Wajda’s intensely moving film won’t always be easy to follow for those unfamiliar with the Katyn story or with Polish geography, requiring especially a rough understanding of the areas of Poland occupied in the early part of the war by the Germans and the Russians respectively.  There are of course many accounts of the Katyn massacre on the web and I would recommend refreshing one’s memory of the principal facts and dates before seeing the film by reading one or other of them, unless you’re already fully au fait with them.  The Wikipedia account is probably as good as any.  But on no account miss this moving and gripping movie by one of the great masters of the cinema.  (Watch out for sign-posts in the film to some of its tragic themes:  the theatre to which a young woman sells her hair for use in a stage wig, in order to pay for a memorial stone honouring her Katyn victim brother, is staging ‘Antigone‘, as we learn from a poster glimpsed in the foyer:  the young woman, we suddenly realise, is re-enacting Antigone’s tragic role but in real life.)

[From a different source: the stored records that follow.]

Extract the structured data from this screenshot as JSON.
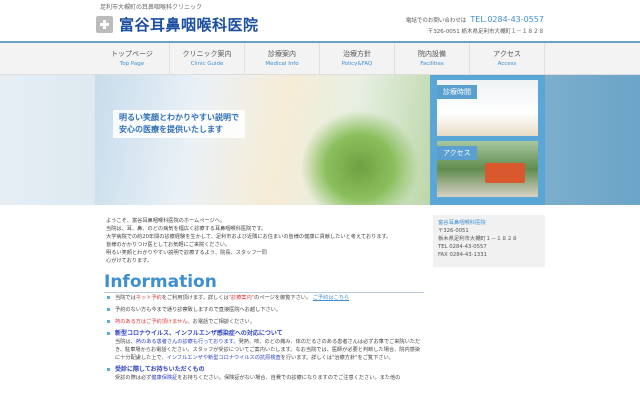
{
  "header": {
    "tagline": "足利市大槻町の耳鼻咽喉科クリニック",
    "clinic_name": "富谷耳鼻咽喉科医院",
    "contact_label": "電話でのお問い合わせは",
    "tel": "TEL.0284-43-0557",
    "address": "〒326-0051 栃木県足利市大槻町１－１８２８"
  },
  "nav": [
    {
      "jp": "トップページ",
      "en": "Top Page"
    },
    {
      "jp": "クリニック案内",
      "en": "Clinic Guide"
    },
    {
      "jp": "診療案内",
      "en": "Medical Info"
    },
    {
      "jp": "治療方針",
      "en": "Policy&FAQ"
    },
    {
      "jp": "院内設備",
      "en": "Facilities"
    },
    {
      "jp": "アクセス",
      "en": "Access"
    }
  ],
  "hero": {
    "catch1": "明るい笑顔とわかりやすい説明で",
    "catch2": "安心の医療を提供いたします",
    "card1": "診療時間",
    "card2": "アクセス"
  },
  "intro": [
    "ようこそ、富谷耳鼻咽喉科医院のホームページへ。",
    "当院は、耳、鼻、のどの病気を幅広く診療する耳鼻咽喉科医院です。",
    "大学病院での約20年間の診療経験を生かして、足利市および近隣にお住まいの皆様の健康に貢献したいと考えております。",
    "皆様のかかりつけ医としてお気軽にご来院ください。",
    "明るい笑顔とわかりやすい説明で診療するよう、院長、スタッフ一同",
    "心がけております。"
  ],
  "info": {
    "title": "Information",
    "i1": {
      "a": "当院では",
      "b": "ネット予約",
      "c": "をご利用頂けます。詳しくは",
      "d": "\"診療案内\"",
      "e": "のページを御覧下さい。",
      "link": "ご予約はこちら"
    },
    "i2": "予約のない方も今まで通り診察致しますので直接医院へお越し下さい。",
    "i3": {
      "a": "熱のある方はご予約頂けません。",
      "b": "お電話でご相談ください。"
    },
    "i4": {
      "title": "新型コロナウイルス、インフルエンザ感染症への対応について",
      "a": "当院は、",
      "b": "熱のある患者さんの診療も行っております。",
      "c": "発熱、咳、のどの痛み、体のだるさのある患者さんは必ずお車でご来院いただき、駐車場からお電話ください。スタッフが受診についてご案内いたします。なお当院では、医師が必要と判断した場合、院内感染に十分配慮した上で、",
      "d": "インフルエンザや新型コロナウイルスの抗原検査",
      "e": "を行います。詳しくは\"治療方針\"をご覧下さい。"
    },
    "i5": {
      "title": "受診に際してお持ちいただくもの",
      "a": "受診の際は必ず",
      "b": "健康保険証",
      "c": "をお持ちください。保険証がない場合、自費での診療になりますのでご注意ください。また他の"
    }
  },
  "sidebar": {
    "name": "富谷耳鼻咽喉科医院",
    "zip": "〒326-0051",
    "address": "栃木県足利市大槻町１－１８２８",
    "tel": "TEL 0284-43-0557",
    "fax": "FAX 0284-43-1331"
  }
}
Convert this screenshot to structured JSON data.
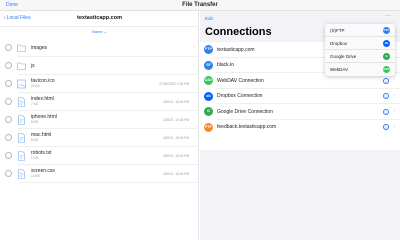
{
  "app": {
    "title": "File Transfer",
    "done_label": "Done"
  },
  "left": {
    "back_label": "Local Files",
    "host": "textasticapp.com",
    "sort_label": "Name"
  },
  "files": [
    {
      "name": "images",
      "size": "",
      "date": "",
      "type": "folder"
    },
    {
      "name": "js",
      "size": "",
      "date": "",
      "type": "folder"
    },
    {
      "name": "favicon.ico",
      "size": "24 KB",
      "date": "07/02/2020, 2:35 PM",
      "type": "image"
    },
    {
      "name": "index.html",
      "size": "7 KB",
      "date": "4/20/21, 10:03 PM",
      "type": "doc"
    },
    {
      "name": "iphone.html",
      "size": "8 KB",
      "date": "4/20/21, 10:03 PM",
      "type": "doc"
    },
    {
      "name": "mac.html",
      "size": "8 KB",
      "date": "4/20/21, 10:03 PM",
      "type": "doc"
    },
    {
      "name": "robots.txt",
      "size": "1 KB",
      "date": "4/20/21, 10:03 PM",
      "type": "doc"
    },
    {
      "name": "screen.css",
      "size": "14 KB",
      "date": "4/20/21, 10:03 PM",
      "type": "doc"
    }
  ],
  "right": {
    "edit_label": "Edit",
    "more_label": "···",
    "title": "Connections"
  },
  "connections": [
    {
      "label": "textasticapp.com",
      "icon": "FTP",
      "color": "#2f80ed"
    },
    {
      "label": "black.io",
      "icon": "SF",
      "color": "#2f80ed"
    },
    {
      "label": "WebDAV Connection",
      "icon": "DAV",
      "color": "#34c759"
    },
    {
      "label": "Dropbox Connection",
      "icon": "db",
      "color": "#0061fe"
    },
    {
      "label": "Google Drive Connection",
      "icon": "G",
      "color": "#34a853"
    },
    {
      "label": "feedback.textasticapp.com",
      "icon": "FTP",
      "color": "#f08c24"
    }
  ],
  "popup": [
    {
      "label": "(S)FTP",
      "icon": "FTP",
      "color": "#2f80ed"
    },
    {
      "label": "Dropbox",
      "icon": "db",
      "color": "#0061fe"
    },
    {
      "label": "Google Drive",
      "icon": "G",
      "color": "#34a853"
    },
    {
      "label": "WebDAV",
      "icon": "DAV",
      "color": "#34c759"
    }
  ],
  "info_glyph": "i",
  "chevron_glyph": "›"
}
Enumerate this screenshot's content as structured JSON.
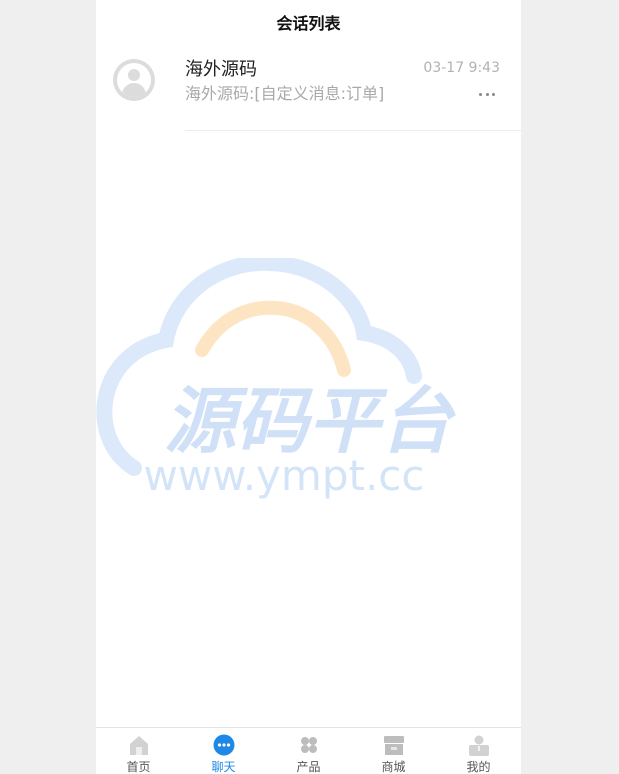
{
  "header": {
    "title": "会话列表"
  },
  "conversations": [
    {
      "name": "海外源码",
      "preview": "海外源码:[自定义消息:订单]",
      "time": "03-17 9:43",
      "avatar_icon": "default-user-avatar-icon",
      "more_icon": "more-dots-icon"
    }
  ],
  "watermark": {
    "title": "源码平台",
    "url": "www.ympt.cc",
    "text_color": "#cfe0f7",
    "arc_color": "#fde5c4"
  },
  "tabbar": {
    "active_color": "#1e88e5",
    "items": [
      {
        "label": "首页",
        "icon": "home-icon",
        "active": false
      },
      {
        "label": "聊天",
        "icon": "chat-bubble-icon",
        "active": true
      },
      {
        "label": "产品",
        "icon": "grid-icon",
        "active": false
      },
      {
        "label": "商城",
        "icon": "store-icon",
        "active": false
      },
      {
        "label": "我的",
        "icon": "user-icon",
        "active": false
      }
    ]
  }
}
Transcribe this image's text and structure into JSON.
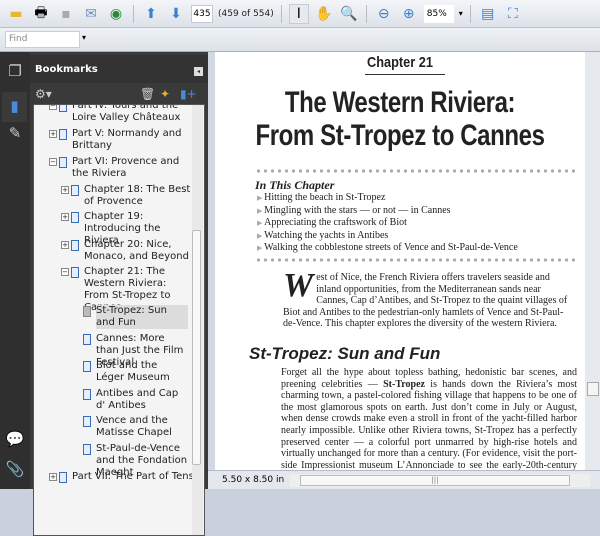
{
  "toolbar": {
    "page_number": "435",
    "page_count": "(459 of 554)",
    "zoom": "85%"
  },
  "find": {
    "placeholder": "Find"
  },
  "bookmarks": {
    "title": "Bookmarks",
    "items": [
      "Part IV: Tours and the Loire Valley Châteaux",
      "Part V: Normandy and Brittany",
      "Part VI: Provence and the Riviera",
      "Chapter 18: The Best of Provence",
      "Chapter 19: Introducing the Riviera",
      "Chapter 20: Nice, Monaco, and Beyond",
      "Chapter 21: The Western Riviera: From St-Tropez to Cannes",
      "St-Tropez: Sun and Fun",
      "Cannes: More than Just the Film Festival",
      "Biot and the Léger Museum",
      "Antibes and Cap d' Antibes",
      "Vence and the Matisse Chapel",
      "St-Paul-de-Vence and the Fondation Maeght",
      "Part VII: The Part of Tens"
    ]
  },
  "page": {
    "chapter": "Chapter 21",
    "title_line1": "The Western Riviera:",
    "title_line2": "From St-Tropez to Cannes",
    "in_this_chapter": "In This Chapter",
    "bullets": [
      "Hitting the beach in St-Tropez",
      "Mingling with the stars — or not — in Cannes",
      "Appreciating the craftswork of Biot",
      "Watching the yachts in Antibes",
      "Walking the cobblestone streets of Vence and St-Paul-de-Vence"
    ],
    "dropcap": "W",
    "intro": "est of Nice, the French Riviera offers travelers seaside and inland opportunities, from the Mediterranean sands near Cannes, Cap d’Antibes, and St-Tropez to the quaint villages of Biot and Antibes to the pedestrian-only hamlets of Vence and St-Paul-de-Vence. This chapter explores the diversity of the western Riviera.",
    "section_heading": "St-Tropez: Sun and Fun",
    "body_pre": "Forget all the hype about topless bathing, hedonistic bar scenes, and preening celebrities — ",
    "body_bold": "St-Tropez",
    "body_post": " is hands down the Riviera’s most charming town, a pastel-colored fishing village that happens to be one of the most glamorous spots on earth. Just don’t come in July or August, when dense crowds make even a stroll in front of the yacht-filled harbor nearly impossible. Unlike other Riviera towns, St-Tropez has a perfectly preserved center — a colorful port unmarred by high-rise hotels and virtually unchanged for more than a century. (For evidence, visit the port-side Impressionist museum L’Annonciade to see the early-20th-century images of St-Tropez.) Bustling cafes crowd the old port, and behind them, the winding village streets beckon with exclusive boutiques and"
  },
  "status": {
    "page_size": "5.50 x 8.50 in"
  }
}
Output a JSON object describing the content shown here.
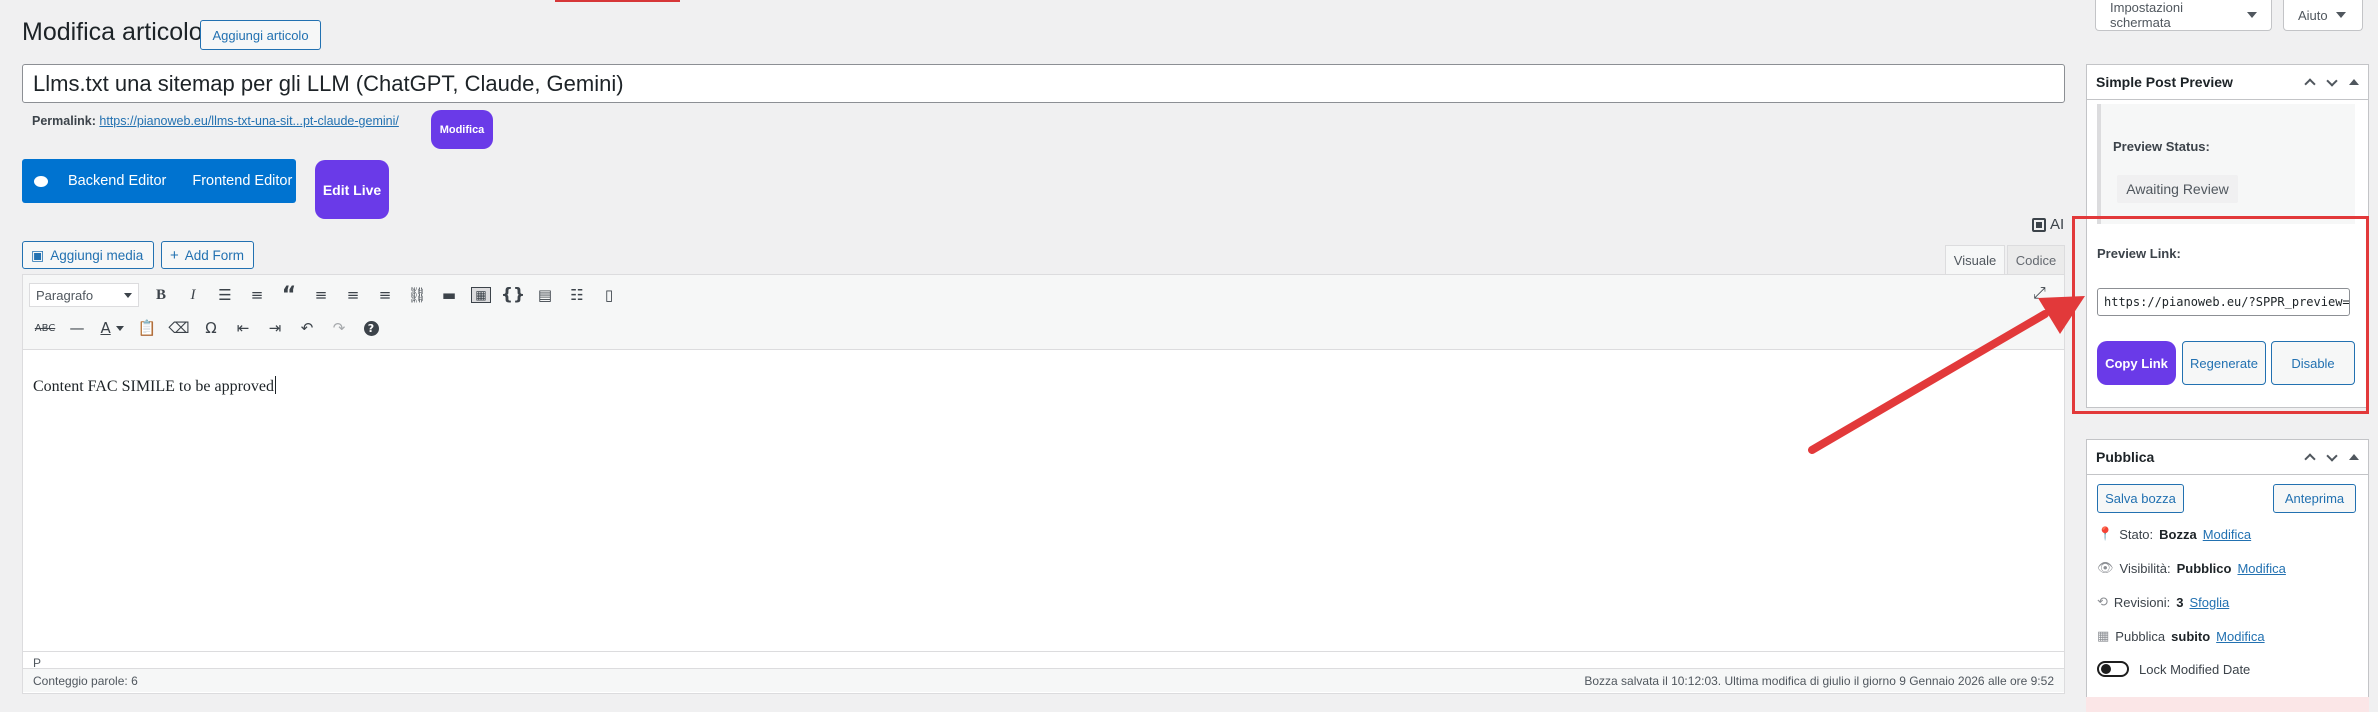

Wajda is now 83, so there may not be too many more masterpieces from him.


5 Responses

  1. Dave says:

    Newbury Corn Exchange is one venue that will be showing the film.

  2. john greenwell says:

    Completely agree this is a film which should not be missed. I was particularly interested in your visit to the cemetery and the altered dates of the massacre.
    It is probably worth googling ‘Katyn’ before attending the film, if you are not familiar with the details of the  history. But it is an important film.

  3. Andrew says:

    Should you chance on it, in Kensington Cemetery at Ealing , where many of Polands diaspora elite are buried, the polish exile community erected in the 1970’s an imposing 20ft monument – in black marble, bearing the inscription, “Katyn 1940”. I was there for its unveiling, which was attended by one of the Churchill sons, whose presence drew applause, and some British military in uniform., as well as Polish ex-combattants

    The Poles then were divided between those whose families were murdered by the Germans, and those murdered by the Russians. At Yalta, the West abandoned the Poles to their fate. Not a noble period in our past.

    Brian writes: Thanks for this, Andrew. J and I shall make a point of visiting the monument in Ealing, not that far from where we live, and we’re grateful to be told about it. As to Yalta, I don’t think that by then Churchill had much choice: Poland couldn’t have been wrested from Soviet control without a new world war, this time against the Russians, which was manifestly out of the question (especially as the Americans would have been adamantly opposed). The real betrayal, I believe, was the pre-war guarantee of Polish independence and security against German attack given by Britain and France when we should have known that neither of us was in any position to honour the guarantee. We thus gave the Poles a false sense of security — they understandably assumed that we would come to their rescue in September 1939 and were devastated when we sent not an aircraft nor a soldier to help them — and simultaneously (and predictably) failed to deter Hitler. By expanding NATO eastwards in the way we are doing, I believe we are up to the same old self-deluding tricks again.

  4. CB says:

    […] by 500%.2. Norfolk Blogger on being phone canvassed by Labour in Norwich North. Twice.3. Brian Barder recommends you go and see Katyn.4. Bruno Waterfield reveals EU whistleblower Marta Andreassen has […]

  1. 21 July, 2009

    […] by 500%.2. Norfolk Blogger on being phone canvassed by Labour in Norwich North. Twice.3. Brian Barder recommends you go and see Katyn.4. Bruno Waterfield reveals EU whistleblower Marta Andreassen has […]

Leave a Reply

Your email address will not be published. Required fields are marked *